◆ **Extracted material**
--- --- ---

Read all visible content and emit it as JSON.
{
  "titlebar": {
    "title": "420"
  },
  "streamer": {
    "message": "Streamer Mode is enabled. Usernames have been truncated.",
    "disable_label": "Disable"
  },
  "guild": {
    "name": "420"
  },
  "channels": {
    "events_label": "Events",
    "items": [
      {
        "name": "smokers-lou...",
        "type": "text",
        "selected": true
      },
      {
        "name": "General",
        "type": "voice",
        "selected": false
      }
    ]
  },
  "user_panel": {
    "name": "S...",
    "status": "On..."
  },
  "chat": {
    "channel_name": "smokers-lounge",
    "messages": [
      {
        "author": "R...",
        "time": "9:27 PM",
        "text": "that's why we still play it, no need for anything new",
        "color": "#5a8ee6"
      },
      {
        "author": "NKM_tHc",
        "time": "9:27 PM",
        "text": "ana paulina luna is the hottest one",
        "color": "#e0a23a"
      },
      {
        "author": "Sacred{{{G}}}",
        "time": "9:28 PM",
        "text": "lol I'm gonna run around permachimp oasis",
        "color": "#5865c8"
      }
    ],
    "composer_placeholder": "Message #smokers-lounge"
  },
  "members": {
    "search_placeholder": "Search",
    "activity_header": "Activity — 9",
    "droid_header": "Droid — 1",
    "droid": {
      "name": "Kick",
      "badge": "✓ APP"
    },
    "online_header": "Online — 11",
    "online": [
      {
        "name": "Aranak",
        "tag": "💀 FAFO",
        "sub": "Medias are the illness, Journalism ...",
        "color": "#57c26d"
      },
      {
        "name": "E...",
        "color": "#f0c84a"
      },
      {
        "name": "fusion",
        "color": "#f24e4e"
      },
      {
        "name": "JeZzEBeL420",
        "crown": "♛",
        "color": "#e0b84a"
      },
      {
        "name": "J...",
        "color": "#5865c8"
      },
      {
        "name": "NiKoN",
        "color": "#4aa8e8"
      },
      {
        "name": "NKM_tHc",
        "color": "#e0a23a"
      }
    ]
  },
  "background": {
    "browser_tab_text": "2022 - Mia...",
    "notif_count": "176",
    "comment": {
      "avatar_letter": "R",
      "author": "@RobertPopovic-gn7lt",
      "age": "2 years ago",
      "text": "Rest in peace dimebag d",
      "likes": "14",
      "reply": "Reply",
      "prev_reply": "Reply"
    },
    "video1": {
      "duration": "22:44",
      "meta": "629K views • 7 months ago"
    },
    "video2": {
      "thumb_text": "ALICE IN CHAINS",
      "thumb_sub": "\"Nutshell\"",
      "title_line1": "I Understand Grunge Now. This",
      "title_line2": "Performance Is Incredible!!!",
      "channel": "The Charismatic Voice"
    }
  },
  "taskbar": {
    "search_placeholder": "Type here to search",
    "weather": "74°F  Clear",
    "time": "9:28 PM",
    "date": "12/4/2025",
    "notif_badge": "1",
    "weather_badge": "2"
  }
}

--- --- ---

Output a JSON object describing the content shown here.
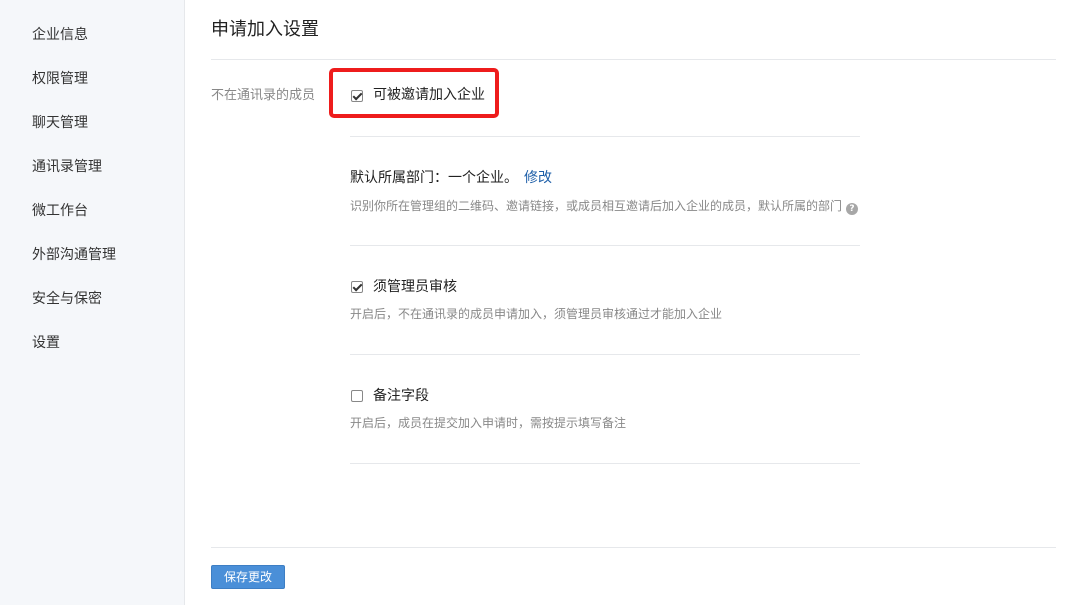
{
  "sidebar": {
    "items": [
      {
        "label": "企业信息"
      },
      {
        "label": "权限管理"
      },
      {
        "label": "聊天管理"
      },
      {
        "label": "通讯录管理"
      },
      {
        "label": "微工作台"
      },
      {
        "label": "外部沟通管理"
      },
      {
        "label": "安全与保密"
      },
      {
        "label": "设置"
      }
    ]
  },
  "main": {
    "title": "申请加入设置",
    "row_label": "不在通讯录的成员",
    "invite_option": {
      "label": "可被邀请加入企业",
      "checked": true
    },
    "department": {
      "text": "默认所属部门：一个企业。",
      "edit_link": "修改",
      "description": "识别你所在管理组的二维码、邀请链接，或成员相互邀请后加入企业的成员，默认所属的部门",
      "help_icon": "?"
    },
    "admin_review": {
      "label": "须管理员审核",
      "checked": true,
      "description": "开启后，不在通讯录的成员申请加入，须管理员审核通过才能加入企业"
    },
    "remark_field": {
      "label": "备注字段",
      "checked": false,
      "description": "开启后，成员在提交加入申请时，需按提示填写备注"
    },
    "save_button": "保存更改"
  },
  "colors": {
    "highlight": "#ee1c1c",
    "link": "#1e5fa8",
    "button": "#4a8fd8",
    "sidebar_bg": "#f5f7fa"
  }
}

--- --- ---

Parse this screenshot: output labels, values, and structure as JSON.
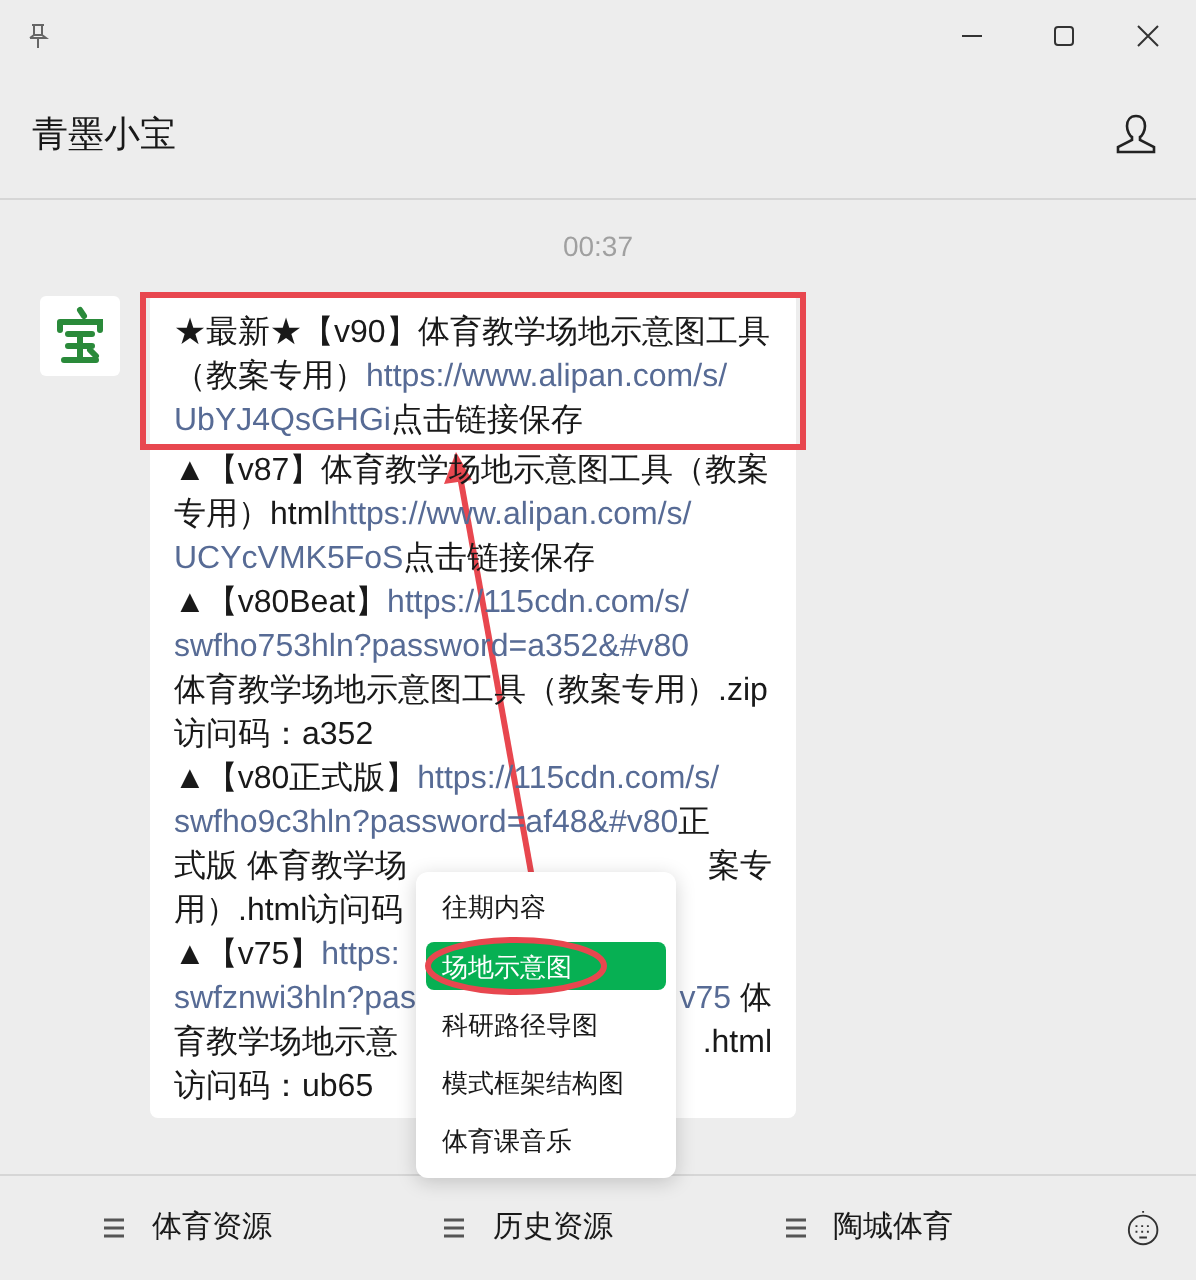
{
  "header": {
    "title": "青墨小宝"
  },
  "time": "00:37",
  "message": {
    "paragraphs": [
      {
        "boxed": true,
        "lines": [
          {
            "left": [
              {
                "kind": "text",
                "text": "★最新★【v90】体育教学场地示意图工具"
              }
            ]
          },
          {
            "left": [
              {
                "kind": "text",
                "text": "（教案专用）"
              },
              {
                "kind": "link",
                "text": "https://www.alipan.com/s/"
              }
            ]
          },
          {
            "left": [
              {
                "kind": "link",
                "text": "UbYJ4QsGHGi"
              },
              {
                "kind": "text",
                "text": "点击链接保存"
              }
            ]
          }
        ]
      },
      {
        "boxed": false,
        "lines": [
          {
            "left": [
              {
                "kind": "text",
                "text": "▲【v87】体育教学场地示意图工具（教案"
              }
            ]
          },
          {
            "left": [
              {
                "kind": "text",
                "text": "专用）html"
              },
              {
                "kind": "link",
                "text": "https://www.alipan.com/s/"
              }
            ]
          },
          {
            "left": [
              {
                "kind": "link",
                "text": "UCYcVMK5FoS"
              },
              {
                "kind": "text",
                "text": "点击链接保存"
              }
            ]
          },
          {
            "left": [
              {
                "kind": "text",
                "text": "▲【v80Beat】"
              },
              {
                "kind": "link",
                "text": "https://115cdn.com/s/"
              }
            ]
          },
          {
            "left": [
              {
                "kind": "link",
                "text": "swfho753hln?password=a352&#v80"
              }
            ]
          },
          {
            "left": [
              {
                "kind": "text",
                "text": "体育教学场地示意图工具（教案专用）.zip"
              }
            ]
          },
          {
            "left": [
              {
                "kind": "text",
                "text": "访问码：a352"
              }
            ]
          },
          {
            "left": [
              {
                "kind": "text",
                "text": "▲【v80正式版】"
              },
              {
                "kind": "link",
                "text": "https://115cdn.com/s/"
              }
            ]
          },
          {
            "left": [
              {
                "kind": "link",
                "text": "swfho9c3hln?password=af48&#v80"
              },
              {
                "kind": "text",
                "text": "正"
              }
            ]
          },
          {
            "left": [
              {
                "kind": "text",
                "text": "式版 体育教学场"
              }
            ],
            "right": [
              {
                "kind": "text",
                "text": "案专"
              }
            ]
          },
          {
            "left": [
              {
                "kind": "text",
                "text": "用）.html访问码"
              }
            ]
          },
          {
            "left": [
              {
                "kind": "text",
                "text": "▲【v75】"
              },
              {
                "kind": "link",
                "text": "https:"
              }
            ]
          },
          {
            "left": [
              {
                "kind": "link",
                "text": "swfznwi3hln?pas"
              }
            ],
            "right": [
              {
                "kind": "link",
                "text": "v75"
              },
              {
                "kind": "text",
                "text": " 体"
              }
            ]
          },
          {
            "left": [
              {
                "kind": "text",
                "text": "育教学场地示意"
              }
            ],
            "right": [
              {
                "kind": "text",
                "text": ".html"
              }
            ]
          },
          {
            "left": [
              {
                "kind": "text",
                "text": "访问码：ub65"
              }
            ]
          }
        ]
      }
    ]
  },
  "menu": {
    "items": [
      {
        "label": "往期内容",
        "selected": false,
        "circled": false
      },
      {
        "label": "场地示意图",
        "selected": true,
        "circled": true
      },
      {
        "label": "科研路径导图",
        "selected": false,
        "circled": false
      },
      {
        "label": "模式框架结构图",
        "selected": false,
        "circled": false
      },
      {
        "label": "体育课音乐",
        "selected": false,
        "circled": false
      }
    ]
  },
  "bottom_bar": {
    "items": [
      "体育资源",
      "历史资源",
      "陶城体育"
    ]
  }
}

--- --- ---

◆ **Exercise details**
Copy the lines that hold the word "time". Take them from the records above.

◆ **Solution to the exercise**
        "time": "9:27 PM",
        "time": "9:27 PM",
        "time": "9:28 PM",
    "time": "9:28 PM",
  "time": "00:37",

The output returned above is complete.